The law has not stopped cab drivers from using their phones, hands-free or otherwise.  It actually seems as if the problem is getting worse.  And, the drivers honestly don’t care.  They think that you, as a passenger, either can’t hear them or you don’t care if the driver is distracted and happens to crash into the car in front or completely misses your stop.

Every time my husband and I encounter someone on the phone, we immediately inform him/her that it’s against the law.   The driver usually shrugs his shoulders, says he knows and, after dropping us off, moves on to the next passenger who is forced to play Russian Roulette with his/her life unless the passenger insists the driver stop talking on the phone. 

A year ago, my husband contacted the Taxi and Limousine Commission (T.L.C.) about a different incident.  The T.L.C. asked my husband to describe the driver, although my husband had the receipt with the taxi number.  All the T.L.C. had to do was to check to see which driver was in the cab at the time indicated on the receipt.  No, that was too easy.  The T.L.C. then asked my husband how tall the cab driver was.  “How tall?  He was sitting down!”  Needless to say, because my husband didn’t ask the driver to get out of the car and check his height with a measuring tape, the case went nowhere.  You can’t make this stuff up. 

Then, this past weekend, I blew up.  We were in a cab headed home, when my husband looked over into the front seat because something didn’t look right.  The cab driver wasn’t on the phone, but he was texting while driving!  Obviously, the law covers texting as well.  As much as I can’t tolerate a cab driver being on the phone, texting really pushes me over the edge.  The driver apologized, admitted he knew about the law– as they all say they do– but just shrugged his shoulders.  We could call the T.L.C. again, but after my husband’s last experience trying to reason with the T.L.C., it’s not worth it.

In March 2010, The New York Times reported that New York City taxi drivers “gouged riders out of millions.”   So, perhaps the T.L.C. couldn’t deal with my husband’s complaint last year because it was dealing with a major issue that was clearly impacting its image. 
Image?  Did I say image? 

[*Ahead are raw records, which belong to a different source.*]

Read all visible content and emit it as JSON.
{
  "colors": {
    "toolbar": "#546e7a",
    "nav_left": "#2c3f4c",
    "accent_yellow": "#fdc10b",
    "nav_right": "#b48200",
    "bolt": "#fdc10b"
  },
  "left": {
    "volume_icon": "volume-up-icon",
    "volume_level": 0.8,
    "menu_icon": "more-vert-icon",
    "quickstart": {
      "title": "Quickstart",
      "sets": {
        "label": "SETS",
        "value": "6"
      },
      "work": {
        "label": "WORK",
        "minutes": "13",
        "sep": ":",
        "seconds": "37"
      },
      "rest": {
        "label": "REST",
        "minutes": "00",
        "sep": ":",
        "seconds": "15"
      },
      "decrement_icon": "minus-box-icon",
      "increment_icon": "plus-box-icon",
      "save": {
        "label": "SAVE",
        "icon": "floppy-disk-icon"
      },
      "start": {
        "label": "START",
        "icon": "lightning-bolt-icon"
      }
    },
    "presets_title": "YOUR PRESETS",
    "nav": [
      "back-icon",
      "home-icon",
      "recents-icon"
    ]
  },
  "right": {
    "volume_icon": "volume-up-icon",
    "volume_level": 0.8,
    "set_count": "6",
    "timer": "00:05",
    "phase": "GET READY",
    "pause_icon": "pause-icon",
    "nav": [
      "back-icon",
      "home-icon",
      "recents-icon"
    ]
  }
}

Speaking of which, last November, the T.L.C. issued a new and improved dress code for the cab drivers in New York City.   “Proper dress is not something that we can enforce very easily,” said David S. Yassky, chairman of the city’s Taxi and Limousine Commission. “Nonetheless, we want to communicate to drivers that there is a standard of behavior, and that’s what the rule should get across.”

Yes, of course, we must be sympathetic to the T.L.C.’s plight of trying to enforce a dress code.  If they can’t enforce a dress code easily, how can we possibly expect them to enforce the correct rates or enforce no cell phone use while driving?  And, it’s really nice to know how much the T.L.C. cares about its image and has its priorities in the right order.

Unfortunately, I fear it’s going to take a fatal accident– or accident – and a multimillion dollar lawsuit– or multiple lawsuits– against the City and the T.L.C. to get them to take passengers’ complaints seriously and enforce the law (the one about no cell phone use while driving…not the one about the clothes).  But, if the cab driver crashes, hopefully he’ll at least look good when the police show up. 

T.L.C. should no longer stand for the Taxi and Limousine Commission, but rather The Law is of no Consequence.